It is a sad fact that anyone who enters the teaching profession today can expect to face some degree of hostility, harassment or verbal abuse at some point during their career.
To a certain extent, this is to be expected when working with children and young people. This doesn’t mean it is acceptable, by any means; but teachers do have training to deal with such incidents, and schools have policies designed to help staff navigate and manage them.
But it should go without saying that schools should never be expected to deal with similar bad behaviour from adults. Yet the threatening letters from anti-vaccination campaigners discussed in these pages last week are just the tip of an iceberg. Threatening, abusive and aggressive behaviours aimed at school staff have become much too common.
Not only are such events extremely damaging to the members of staff concerned – to their mental and physical health, as well as their careers – they often leave a damaging legacy for a school’s reputation, too.
On a pragmatic level alone, they suck up hours of valuable time and resources in correspondence and legal advice. And to add insult to injury, in many cases the organisations that exist to protect school leaders and teachers are unable to act against or stop the perpetrators. Individuals are often simply left with the impossible choice of continuing a demoralising battle or stepping down from their position to preserve their own wellbeing.
Over the past couple of years, I’ve been repeatedly presented with that choice myself. A sustained campaign has seen me accused of abusing my power, intimidating staff, lying to governors and being obstructive. My team and I have had to deal with countless emails, freedom of information and subject access requests, which has taken hundreds of hours – all while coping with the pandemic.
We refer to our school as a ‘telling’ school; anyone who is aware of harassment, victimisation or bullying can feel confident about speaking up. It’s a culture of transparency I have worked hard to create and to model, so our board of governors have done their due diligence. No fewer than eight separate investigations by them and external professional investigators have found no evidence to uphold any of the allegations. Yet the campaign continues. Only my departure, it seems, will satisfy these campaigners.
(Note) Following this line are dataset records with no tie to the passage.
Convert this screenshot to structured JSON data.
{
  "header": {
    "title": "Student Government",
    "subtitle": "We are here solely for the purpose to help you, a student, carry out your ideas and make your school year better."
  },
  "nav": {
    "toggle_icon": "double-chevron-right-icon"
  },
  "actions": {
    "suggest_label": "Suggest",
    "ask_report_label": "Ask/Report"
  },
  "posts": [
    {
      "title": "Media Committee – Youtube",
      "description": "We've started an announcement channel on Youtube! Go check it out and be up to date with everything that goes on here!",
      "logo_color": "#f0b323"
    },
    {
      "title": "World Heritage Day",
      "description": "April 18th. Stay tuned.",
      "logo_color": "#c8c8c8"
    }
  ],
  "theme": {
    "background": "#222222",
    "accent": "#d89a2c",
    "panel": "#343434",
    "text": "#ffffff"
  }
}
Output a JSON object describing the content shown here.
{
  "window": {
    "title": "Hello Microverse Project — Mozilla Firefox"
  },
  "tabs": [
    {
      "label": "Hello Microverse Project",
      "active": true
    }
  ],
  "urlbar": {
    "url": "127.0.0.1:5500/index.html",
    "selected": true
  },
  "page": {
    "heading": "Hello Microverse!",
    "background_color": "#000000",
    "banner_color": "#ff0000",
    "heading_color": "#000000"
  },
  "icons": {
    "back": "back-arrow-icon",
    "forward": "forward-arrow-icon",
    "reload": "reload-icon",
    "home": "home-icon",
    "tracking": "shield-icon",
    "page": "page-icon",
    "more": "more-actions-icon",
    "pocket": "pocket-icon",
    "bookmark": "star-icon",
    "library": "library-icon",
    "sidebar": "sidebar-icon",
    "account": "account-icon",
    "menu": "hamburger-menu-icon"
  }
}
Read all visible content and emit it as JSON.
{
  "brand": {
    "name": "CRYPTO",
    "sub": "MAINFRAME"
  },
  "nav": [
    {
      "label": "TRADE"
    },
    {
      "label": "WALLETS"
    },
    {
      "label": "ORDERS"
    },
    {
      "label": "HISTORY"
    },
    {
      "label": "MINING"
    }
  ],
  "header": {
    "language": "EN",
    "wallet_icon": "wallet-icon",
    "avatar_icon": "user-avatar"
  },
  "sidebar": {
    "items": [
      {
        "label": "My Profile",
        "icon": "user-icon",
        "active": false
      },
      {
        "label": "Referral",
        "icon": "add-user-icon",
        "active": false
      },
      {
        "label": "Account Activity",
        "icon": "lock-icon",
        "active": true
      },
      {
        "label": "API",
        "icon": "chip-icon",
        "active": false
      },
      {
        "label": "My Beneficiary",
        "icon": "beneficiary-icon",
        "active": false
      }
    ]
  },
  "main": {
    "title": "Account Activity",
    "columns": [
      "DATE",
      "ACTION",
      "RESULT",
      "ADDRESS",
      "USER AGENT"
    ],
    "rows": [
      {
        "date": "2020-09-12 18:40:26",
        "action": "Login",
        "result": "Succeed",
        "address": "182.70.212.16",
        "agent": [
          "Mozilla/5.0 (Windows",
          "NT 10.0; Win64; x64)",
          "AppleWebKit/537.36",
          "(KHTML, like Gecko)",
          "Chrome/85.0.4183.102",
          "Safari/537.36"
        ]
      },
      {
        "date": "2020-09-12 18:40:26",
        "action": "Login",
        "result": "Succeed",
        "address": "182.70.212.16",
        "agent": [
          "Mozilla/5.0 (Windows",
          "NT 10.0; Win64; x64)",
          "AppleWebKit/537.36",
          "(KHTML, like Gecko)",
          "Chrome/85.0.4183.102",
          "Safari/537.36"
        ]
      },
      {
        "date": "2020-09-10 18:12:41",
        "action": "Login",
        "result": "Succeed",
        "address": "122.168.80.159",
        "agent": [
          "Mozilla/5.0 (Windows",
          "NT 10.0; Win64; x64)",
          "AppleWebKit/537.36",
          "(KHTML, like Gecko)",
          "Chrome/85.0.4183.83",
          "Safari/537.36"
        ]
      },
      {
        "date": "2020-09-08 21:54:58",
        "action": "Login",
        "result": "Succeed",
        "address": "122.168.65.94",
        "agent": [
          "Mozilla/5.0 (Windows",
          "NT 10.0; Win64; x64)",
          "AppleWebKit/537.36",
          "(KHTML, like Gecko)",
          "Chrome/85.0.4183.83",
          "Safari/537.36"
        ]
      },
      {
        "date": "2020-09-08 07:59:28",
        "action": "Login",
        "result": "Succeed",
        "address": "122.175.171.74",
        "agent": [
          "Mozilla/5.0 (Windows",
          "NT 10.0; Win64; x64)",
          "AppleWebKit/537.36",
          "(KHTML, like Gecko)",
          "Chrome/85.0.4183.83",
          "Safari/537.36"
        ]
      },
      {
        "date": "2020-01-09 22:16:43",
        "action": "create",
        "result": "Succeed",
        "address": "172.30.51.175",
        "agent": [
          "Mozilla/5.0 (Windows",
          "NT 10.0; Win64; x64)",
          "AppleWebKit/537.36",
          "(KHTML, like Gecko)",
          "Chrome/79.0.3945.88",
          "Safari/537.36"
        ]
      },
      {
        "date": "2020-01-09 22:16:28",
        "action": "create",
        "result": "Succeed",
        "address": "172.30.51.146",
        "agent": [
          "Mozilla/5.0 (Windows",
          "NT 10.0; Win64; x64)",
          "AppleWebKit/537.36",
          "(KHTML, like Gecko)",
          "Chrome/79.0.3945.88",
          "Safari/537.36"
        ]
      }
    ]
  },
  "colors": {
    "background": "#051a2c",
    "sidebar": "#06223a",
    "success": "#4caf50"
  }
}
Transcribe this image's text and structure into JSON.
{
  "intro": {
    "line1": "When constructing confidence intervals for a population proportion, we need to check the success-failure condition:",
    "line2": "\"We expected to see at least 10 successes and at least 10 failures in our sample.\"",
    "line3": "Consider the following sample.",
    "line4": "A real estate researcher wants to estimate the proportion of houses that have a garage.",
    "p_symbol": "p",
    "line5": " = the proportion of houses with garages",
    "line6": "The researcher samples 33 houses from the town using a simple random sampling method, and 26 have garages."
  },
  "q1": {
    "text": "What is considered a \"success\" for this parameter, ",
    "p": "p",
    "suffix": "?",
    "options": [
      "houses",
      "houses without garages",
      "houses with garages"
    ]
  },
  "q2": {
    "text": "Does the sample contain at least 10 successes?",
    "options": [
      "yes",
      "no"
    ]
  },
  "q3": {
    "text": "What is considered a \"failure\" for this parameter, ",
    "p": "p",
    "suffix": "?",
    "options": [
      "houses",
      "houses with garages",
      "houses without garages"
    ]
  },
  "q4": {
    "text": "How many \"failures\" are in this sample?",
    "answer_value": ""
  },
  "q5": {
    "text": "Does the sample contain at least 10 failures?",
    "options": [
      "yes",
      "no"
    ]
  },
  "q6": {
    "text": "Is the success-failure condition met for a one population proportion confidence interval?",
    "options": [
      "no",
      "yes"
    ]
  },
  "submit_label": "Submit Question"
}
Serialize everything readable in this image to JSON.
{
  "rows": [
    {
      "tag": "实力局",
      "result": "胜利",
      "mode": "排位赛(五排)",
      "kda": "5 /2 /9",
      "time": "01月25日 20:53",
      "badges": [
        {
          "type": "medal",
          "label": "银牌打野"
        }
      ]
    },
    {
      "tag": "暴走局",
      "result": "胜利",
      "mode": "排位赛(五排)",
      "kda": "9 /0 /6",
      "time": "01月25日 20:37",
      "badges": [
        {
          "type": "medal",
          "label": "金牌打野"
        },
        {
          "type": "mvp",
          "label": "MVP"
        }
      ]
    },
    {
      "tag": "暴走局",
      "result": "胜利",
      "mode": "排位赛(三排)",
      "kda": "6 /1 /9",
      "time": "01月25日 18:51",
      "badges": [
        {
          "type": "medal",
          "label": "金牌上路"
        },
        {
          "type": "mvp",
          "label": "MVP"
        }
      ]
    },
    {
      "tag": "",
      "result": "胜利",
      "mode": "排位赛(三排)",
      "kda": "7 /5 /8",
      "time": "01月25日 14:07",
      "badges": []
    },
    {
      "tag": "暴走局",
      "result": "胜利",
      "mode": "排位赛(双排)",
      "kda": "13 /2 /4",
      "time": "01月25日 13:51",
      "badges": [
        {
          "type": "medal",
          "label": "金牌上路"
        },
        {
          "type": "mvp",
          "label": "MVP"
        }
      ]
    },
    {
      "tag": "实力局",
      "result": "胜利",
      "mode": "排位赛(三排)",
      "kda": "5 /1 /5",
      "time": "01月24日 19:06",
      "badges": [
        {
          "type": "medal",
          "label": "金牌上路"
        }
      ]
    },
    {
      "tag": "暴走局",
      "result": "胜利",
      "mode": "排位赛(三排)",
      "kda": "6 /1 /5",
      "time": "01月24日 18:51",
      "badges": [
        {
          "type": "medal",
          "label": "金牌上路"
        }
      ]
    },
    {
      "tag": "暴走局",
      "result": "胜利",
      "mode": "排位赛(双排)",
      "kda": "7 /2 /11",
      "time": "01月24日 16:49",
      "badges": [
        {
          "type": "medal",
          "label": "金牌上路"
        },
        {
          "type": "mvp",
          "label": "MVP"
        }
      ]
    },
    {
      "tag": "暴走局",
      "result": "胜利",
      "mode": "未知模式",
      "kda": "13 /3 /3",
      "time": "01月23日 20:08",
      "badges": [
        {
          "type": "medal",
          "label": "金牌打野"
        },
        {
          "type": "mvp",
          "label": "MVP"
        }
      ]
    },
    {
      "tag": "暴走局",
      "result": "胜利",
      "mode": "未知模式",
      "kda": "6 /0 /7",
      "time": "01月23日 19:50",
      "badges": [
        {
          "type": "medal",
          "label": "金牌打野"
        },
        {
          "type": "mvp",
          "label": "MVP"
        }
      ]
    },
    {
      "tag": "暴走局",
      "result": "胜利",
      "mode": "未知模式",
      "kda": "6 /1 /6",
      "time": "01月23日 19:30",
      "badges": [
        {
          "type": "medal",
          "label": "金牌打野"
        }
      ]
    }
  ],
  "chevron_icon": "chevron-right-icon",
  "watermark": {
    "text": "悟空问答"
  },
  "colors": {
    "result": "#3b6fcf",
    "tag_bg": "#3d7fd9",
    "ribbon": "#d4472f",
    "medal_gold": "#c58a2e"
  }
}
I know too many other heads and teachers for whom, among all the many pressures of the job, such intimidation and aggression has been the deciding factor in standing down from their positions. It’s the unspoken truth of the retention crisis and it must be confronted.
There is frustration in our communities, and schools are left on their own to meet this frustration face-to-face. We need to deal with that underlying problem, but in the meantime, we need to be safer.
Enough is enough. We have already normalised signage that states “Abusive behaviour will not be tolerated” in GP surgeries, hospitals and on public transport. It will be a tragic day when we see similar notices in school receptions.
With accountability must also come a culture of support. Yet the Department for Education is more often seen scapegoating local decision-makers than taking a lead on solving issues. When it is supportive, there is not enough press coverage to show that support. And the DfE’s solutions are often seen as overruling local decisions and undermining heads’ autonomy.
Frightened of inviting only further criticism, heads continue to operate alone and hope for the best. It’s a truism to say that leadership is lonely, but the job has never felt lonelier than when I realised there was no one to turn to for help to make things stop.
We deserve better. We deserve the openness, transparency and unconditional support that comes from a culture of telling. We need it in our schools, and we need it for our schools.
So let this be the start.